Alumni from the International Graduate School, class of 1979-80 with the alumni team.
Alumni from the International Graduate School, class of 1979-80 with the alumni team.

Alumni from around the world

40 years have passed since they studied at the International Graduate School at Stockholm University. When about twenty alumni from countries such as the United States, the Philippines, Australia and Belgium met up for a reunion at Stockholm University, it became clear that their time in Sweden made an impression, not only on a personal level but for many of them also on a professional one.

“Sweden was viewed as a leading country in the labor market area and that interested me”, says Ellen Hansen from Wisconsin, USA.

Learning more about the Swedish labour market programmes was one of the reasons why she chose to study at the International Graduate School. She later on came to work as an expert at the International Labor Organization, ILO, in Geneva - partly thanks to her studies in Sweden.

“But I have also worked with Swedish authorities on labor market issues”, says Ellen Hansen, whose interest in Sweden is partly due to her family history which has roots in Lund.

International study programme in Sweden

The International Graduate School offered a one-year master's degree with social science courses, including a course in Social Welfare. Just as Ellen Hansen, many students were interested in the Swedish welfare model and several of them came to work with social issues.

“There was an idea of Sweden as a welfare paradise, especially among left-liberal Americans”, says Thomas Lundén, Professor Emeritus of Human Geography and Director of the Institute for English Speaking Students, IES 1979-86.

IES was formed to improve Sweden's reputation after the Second World War. One idea was to welcome American soldiers who had missed their university education and that is how some students came in the beginning.

“Gradually students from developing countries and other European countries also came. The reason was often simply that they had received a scholarship. But once they were here many of them became devoted and kept in touch with Sweden later on in their life”, says Thomas.

Gateway to Sweden

Guided art tour at Frescati Campus
Guided art tour at Frescati Campus

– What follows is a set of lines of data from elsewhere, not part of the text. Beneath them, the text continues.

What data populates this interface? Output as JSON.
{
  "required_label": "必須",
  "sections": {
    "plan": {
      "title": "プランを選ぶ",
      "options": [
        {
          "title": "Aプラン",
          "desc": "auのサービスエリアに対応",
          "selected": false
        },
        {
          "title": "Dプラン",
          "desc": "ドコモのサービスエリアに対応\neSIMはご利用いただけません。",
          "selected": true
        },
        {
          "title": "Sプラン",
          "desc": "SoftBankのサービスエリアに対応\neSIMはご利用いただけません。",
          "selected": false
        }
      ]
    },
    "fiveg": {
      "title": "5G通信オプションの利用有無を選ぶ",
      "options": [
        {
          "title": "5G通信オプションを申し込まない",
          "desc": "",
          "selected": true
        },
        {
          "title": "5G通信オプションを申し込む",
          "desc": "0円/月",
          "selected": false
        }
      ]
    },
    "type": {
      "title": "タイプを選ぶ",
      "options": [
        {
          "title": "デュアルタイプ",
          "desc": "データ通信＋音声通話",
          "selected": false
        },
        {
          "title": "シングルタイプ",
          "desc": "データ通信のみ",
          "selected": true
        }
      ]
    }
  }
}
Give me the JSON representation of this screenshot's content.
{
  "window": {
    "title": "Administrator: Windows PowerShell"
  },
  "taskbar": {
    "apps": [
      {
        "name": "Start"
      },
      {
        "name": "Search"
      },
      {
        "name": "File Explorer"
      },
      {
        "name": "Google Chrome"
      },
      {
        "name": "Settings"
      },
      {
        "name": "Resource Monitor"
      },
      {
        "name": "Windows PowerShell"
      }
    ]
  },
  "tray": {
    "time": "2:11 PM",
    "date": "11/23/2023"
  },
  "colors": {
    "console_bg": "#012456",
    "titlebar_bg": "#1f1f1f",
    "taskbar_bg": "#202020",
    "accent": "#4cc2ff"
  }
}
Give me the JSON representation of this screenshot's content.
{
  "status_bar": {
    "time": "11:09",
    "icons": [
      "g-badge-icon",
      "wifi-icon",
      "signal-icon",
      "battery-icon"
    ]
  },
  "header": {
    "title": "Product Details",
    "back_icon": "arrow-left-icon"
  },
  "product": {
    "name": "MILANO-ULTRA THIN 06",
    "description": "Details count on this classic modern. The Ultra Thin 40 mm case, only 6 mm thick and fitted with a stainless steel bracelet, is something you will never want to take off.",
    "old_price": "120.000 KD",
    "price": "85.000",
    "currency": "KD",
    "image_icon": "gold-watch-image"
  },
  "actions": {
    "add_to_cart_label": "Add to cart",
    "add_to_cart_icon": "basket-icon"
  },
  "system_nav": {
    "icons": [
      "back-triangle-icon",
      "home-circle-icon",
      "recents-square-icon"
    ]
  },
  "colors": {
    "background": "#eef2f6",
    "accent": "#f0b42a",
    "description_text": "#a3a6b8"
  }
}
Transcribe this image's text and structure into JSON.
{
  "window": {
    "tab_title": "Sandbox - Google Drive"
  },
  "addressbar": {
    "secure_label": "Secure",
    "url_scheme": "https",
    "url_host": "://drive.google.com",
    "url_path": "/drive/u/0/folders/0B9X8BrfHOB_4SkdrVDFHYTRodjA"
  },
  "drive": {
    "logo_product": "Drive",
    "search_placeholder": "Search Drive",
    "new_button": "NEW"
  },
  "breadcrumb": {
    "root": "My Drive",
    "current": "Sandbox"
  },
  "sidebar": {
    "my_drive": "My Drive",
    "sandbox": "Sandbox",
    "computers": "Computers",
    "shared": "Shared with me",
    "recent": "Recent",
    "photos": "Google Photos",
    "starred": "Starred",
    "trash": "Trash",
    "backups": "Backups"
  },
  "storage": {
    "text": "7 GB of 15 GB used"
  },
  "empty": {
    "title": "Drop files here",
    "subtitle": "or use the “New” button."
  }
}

IES served as a gateway to Sweden for foreign students who were not researchers, although some later ended up there.

“A couple of the political science students actually became lecturers and professors at Stockholm University”, says Thomas.

There was also a tradition at the Institute of showing Sweden to the students and taking them out for excursions, museums and other activities.

“It was great to see how they reacted to Sweden. Most of them were very positive, although they thought some things were strange off course”, Thomas says.

Nowadays, international exchange within education is a much more common phenomenon. Doris Venturanza from the Philippines remembers how it was back then, 40 years ago.

“I was often the only one with dark hair on the subway, so people used to reach out their hands to touch it. It was also difficult to find ingredients for the food I wanted to cook. But Stockholm was so safe and secure and we got to see so much. It was an amazing experience”, she concludes.

About the programme

70 years ago, Stockholm University initiated a unique program in internationalisation by founding the Institute for English Speaking Students, IES, in close cooperation with the Swedish Institute. Through IES, foreign students could be offered courses held in English. IES was a separate institute at Stockholm University and consisted of three parts:

  • Swedish language courses for foreigners,
  • Stockholm Junior Year for persons with upper secondary education who were not qualified to study at Stockholm University and,
  • International Graduate School (IGS) where foreigners with a university degree could study and learn about Sweden. IGS existed for over 40 years so alumni who took part in the programme are found all over the world.